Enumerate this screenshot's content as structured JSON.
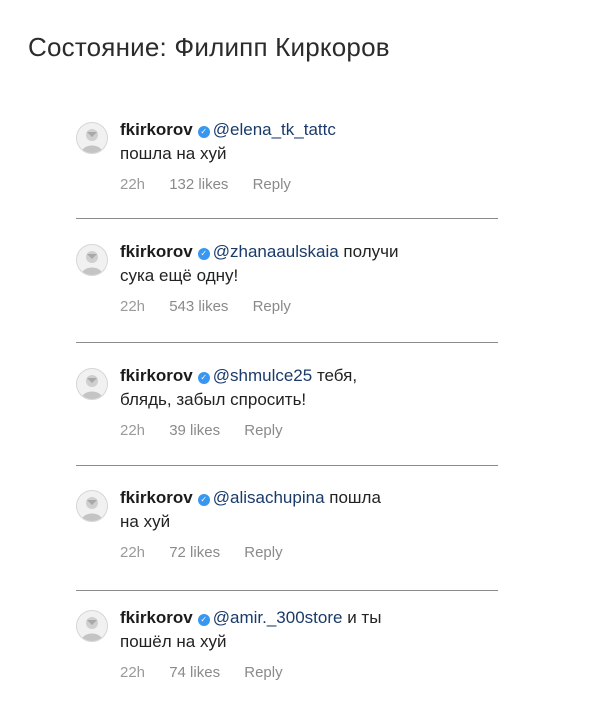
{
  "title": "Состояние: Филипп Киркоров",
  "comments": [
    {
      "username": "fkirkorov",
      "mention": "@elena_tk_tattc",
      "text_line1": "",
      "text_line2": "пошла на хуй",
      "time": "22h",
      "likes": "132 likes",
      "reply": "Reply"
    },
    {
      "username": "fkirkorov",
      "mention": "@zhanaaulskaia",
      "text_line1": " получи",
      "text_line2": "сука ещё одну!",
      "time": "22h",
      "likes": "543 likes",
      "reply": "Reply"
    },
    {
      "username": "fkirkorov",
      "mention": "@shmulce25",
      "text_line1": " тебя,",
      "text_line2": "блядь, забыл спросить!",
      "time": "22h",
      "likes": "39 likes",
      "reply": "Reply"
    },
    {
      "username": "fkirkorov",
      "mention": "@alisachupina",
      "text_line1": " пошла",
      "text_line2": "на хуй",
      "time": "22h",
      "likes": "72 likes",
      "reply": "Reply"
    },
    {
      "username": "fkirkorov",
      "mention": "@amir._300store",
      "text_line1": " и ты",
      "text_line2": "пошёл на хуй",
      "time": "22h",
      "likes": "74 likes",
      "reply": "Reply"
    }
  ],
  "icons": {
    "verified": "verified-badge-icon",
    "avatar": "avatar"
  },
  "colors": {
    "verified": "#3897f0",
    "meta": "#9a9a9a"
  }
}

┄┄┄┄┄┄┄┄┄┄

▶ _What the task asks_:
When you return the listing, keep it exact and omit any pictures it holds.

▶ _Final answer_:
Enumerate this screenshot's content as structured JSON.
{
  "title": "Состояние: Филипп Киркоров",
  "comments": [
    {
      "username": "fkirkorov",
      "mention": "@elena_tk_tattc",
      "text_line1": "",
      "text_line2": "пошла на хуй",
      "time": "22h",
      "likes": "132 likes",
      "reply": "Reply"
    },
    {
      "username": "fkirkorov",
      "mention": "@zhanaaulskaia",
      "text_line1": " получи",
      "text_line2": "сука ещё одну!",
      "time": "22h",
      "likes": "543 likes",
      "reply": "Reply"
    },
    {
      "username": "fkirkorov",
      "mention": "@shmulce25",
      "text_line1": " тебя,",
      "text_line2": "блядь, забыл спросить!",
      "time": "22h",
      "likes": "39 likes",
      "reply": "Reply"
    },
    {
      "username": "fkirkorov",
      "mention": "@alisachupina",
      "text_line1": " пошла",
      "text_line2": "на хуй",
      "time": "22h",
      "likes": "72 likes",
      "reply": "Reply"
    },
    {
      "username": "fkirkorov",
      "mention": "@amir._300store",
      "text_line1": " и ты",
      "text_line2": "пошёл на хуй",
      "time": "22h",
      "likes": "74 likes",
      "reply": "Reply"
    }
  ],
  "icons": {
    "verified": "verified-badge-icon",
    "avatar": "avatar"
  },
  "colors": {
    "verified": "#3897f0",
    "meta": "#9a9a9a"
  }
}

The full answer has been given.